• _Task directions_
Down to the last line below, repeat the entries word for word and drop the pictures.

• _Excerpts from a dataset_
__________

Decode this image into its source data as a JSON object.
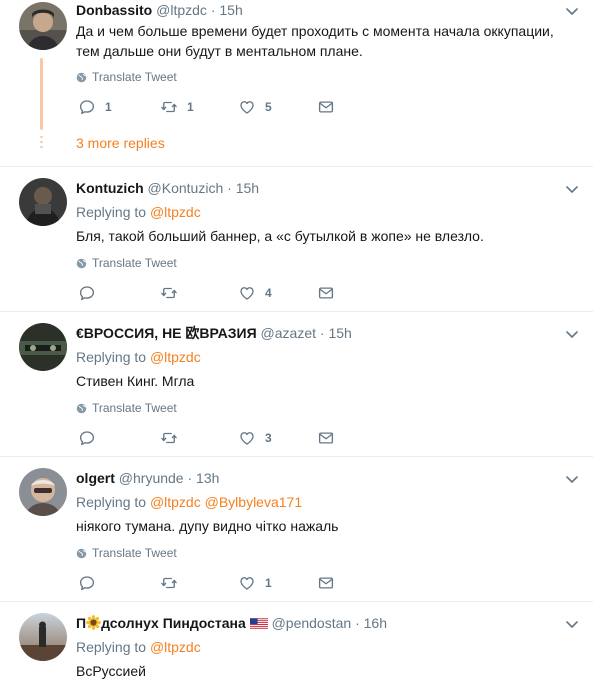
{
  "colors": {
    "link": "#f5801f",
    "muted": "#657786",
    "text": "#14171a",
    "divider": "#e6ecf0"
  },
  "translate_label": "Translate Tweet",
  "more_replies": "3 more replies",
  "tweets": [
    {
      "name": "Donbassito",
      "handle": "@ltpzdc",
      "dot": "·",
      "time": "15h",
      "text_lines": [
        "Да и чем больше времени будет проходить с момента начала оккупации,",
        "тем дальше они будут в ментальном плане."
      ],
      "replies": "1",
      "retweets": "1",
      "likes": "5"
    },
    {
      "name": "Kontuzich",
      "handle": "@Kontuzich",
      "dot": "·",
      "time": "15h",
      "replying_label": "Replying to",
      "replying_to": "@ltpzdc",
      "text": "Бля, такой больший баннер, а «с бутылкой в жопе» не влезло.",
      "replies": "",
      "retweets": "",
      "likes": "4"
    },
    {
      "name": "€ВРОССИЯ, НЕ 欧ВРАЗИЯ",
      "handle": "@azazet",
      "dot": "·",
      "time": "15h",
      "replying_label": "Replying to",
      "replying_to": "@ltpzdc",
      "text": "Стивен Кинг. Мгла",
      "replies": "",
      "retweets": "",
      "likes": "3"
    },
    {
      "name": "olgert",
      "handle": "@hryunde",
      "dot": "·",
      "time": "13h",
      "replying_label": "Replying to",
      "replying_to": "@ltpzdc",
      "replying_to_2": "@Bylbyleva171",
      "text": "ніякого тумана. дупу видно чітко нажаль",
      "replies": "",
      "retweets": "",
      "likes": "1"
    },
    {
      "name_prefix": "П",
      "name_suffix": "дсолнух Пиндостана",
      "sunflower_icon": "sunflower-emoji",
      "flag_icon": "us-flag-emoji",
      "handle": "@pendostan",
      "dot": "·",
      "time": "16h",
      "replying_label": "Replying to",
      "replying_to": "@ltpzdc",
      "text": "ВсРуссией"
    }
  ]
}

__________

• _Worked solution_
Decode this image into its source data as a JSON object.
{
  "colors": {
    "link": "#f5801f",
    "muted": "#657786",
    "text": "#14171a",
    "divider": "#e6ecf0"
  },
  "translate_label": "Translate Tweet",
  "more_replies": "3 more replies",
  "tweets": [
    {
      "name": "Donbassito",
      "handle": "@ltpzdc",
      "dot": "·",
      "time": "15h",
      "text_lines": [
        "Да и чем больше времени будет проходить с момента начала оккупации,",
        "тем дальше они будут в ментальном плане."
      ],
      "replies": "1",
      "retweets": "1",
      "likes": "5"
    },
    {
      "name": "Kontuzich",
      "handle": "@Kontuzich",
      "dot": "·",
      "time": "15h",
      "replying_label": "Replying to",
      "replying_to": "@ltpzdc",
      "text": "Бля, такой больший баннер, а «с бутылкой в жопе» не влезло.",
      "replies": "",
      "retweets": "",
      "likes": "4"
    },
    {
      "name": "€ВРОССИЯ, НЕ 欧ВРАЗИЯ",
      "handle": "@azazet",
      "dot": "·",
      "time": "15h",
      "replying_label": "Replying to",
      "replying_to": "@ltpzdc",
      "text": "Стивен Кинг. Мгла",
      "replies": "",
      "retweets": "",
      "likes": "3"
    },
    {
      "name": "olgert",
      "handle": "@hryunde",
      "dot": "·",
      "time": "13h",
      "replying_label": "Replying to",
      "replying_to": "@ltpzdc",
      "replying_to_2": "@Bylbyleva171",
      "text": "ніякого тумана. дупу видно чітко нажаль",
      "replies": "",
      "retweets": "",
      "likes": "1"
    },
    {
      "name_prefix": "П",
      "name_suffix": "дсолнух Пиндостана",
      "sunflower_icon": "sunflower-emoji",
      "flag_icon": "us-flag-emoji",
      "handle": "@pendostan",
      "dot": "·",
      "time": "16h",
      "replying_label": "Replying to",
      "replying_to": "@ltpzdc",
      "text": "ВсРуссией"
    }
  ]
}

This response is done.